# Provided records

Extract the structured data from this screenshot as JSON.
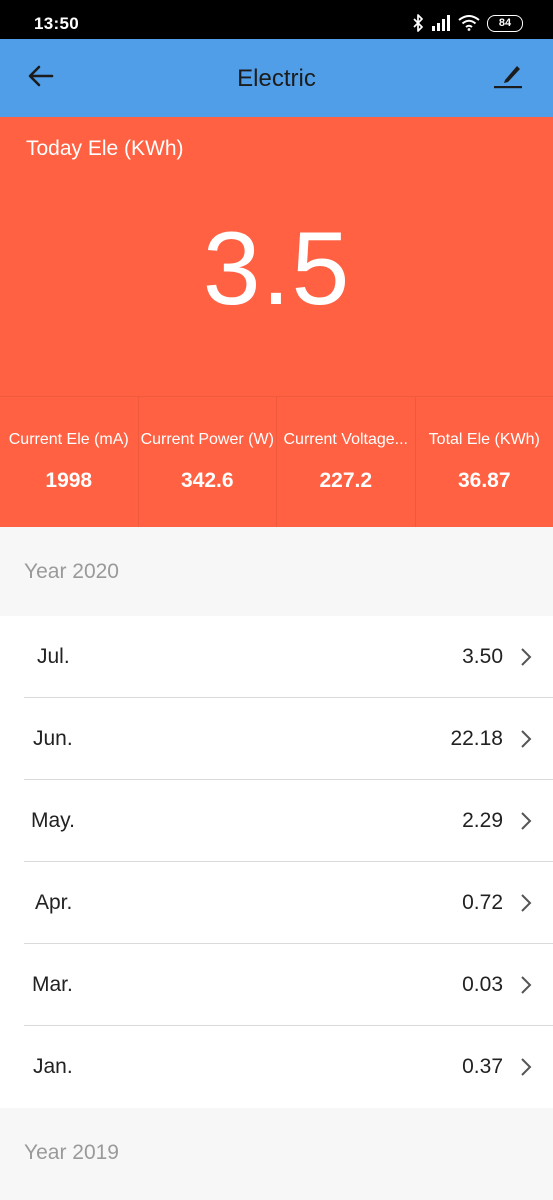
{
  "status_bar": {
    "time": "13:50",
    "battery": "84",
    "icons": [
      "bluetooth-icon",
      "signal-icon",
      "wifi-icon",
      "battery-icon"
    ]
  },
  "app_bar": {
    "title": "Electric",
    "back_icon": "arrow-left-icon",
    "edit_icon": "edit-pencil-icon",
    "color": "#4f9ee7"
  },
  "hero": {
    "label": "Today Ele (KWh)",
    "value": "3.5",
    "color": "#ff6142"
  },
  "stats": [
    {
      "label": "Current Ele (mA)",
      "value": "1998"
    },
    {
      "label": "Current Power (W)",
      "value": "342.6"
    },
    {
      "label": "Current Voltage...",
      "value": "227.2"
    },
    {
      "label": "Total Ele (KWh)",
      "value": "36.87"
    }
  ],
  "sections": [
    {
      "year": "Year 2020",
      "months": [
        {
          "name": "Jul.",
          "value": "3.50"
        },
        {
          "name": "Jun.",
          "value": "22.18"
        },
        {
          "name": "May.",
          "value": "2.29"
        },
        {
          "name": "Apr.",
          "value": "0.72"
        },
        {
          "name": "Mar.",
          "value": "0.03"
        },
        {
          "name": "Jan.",
          "value": "0.37"
        }
      ]
    },
    {
      "year": "Year 2019",
      "months": []
    }
  ]
}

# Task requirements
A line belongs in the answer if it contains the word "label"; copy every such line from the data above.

# Response to this exercise
    "label": "Today Ele (KWh)",
      "label": "Current Ele (mA)",
      "label": "Current Power (W)",
      "label": "Current Voltage...",
      "label": "Total Ele (KWh)",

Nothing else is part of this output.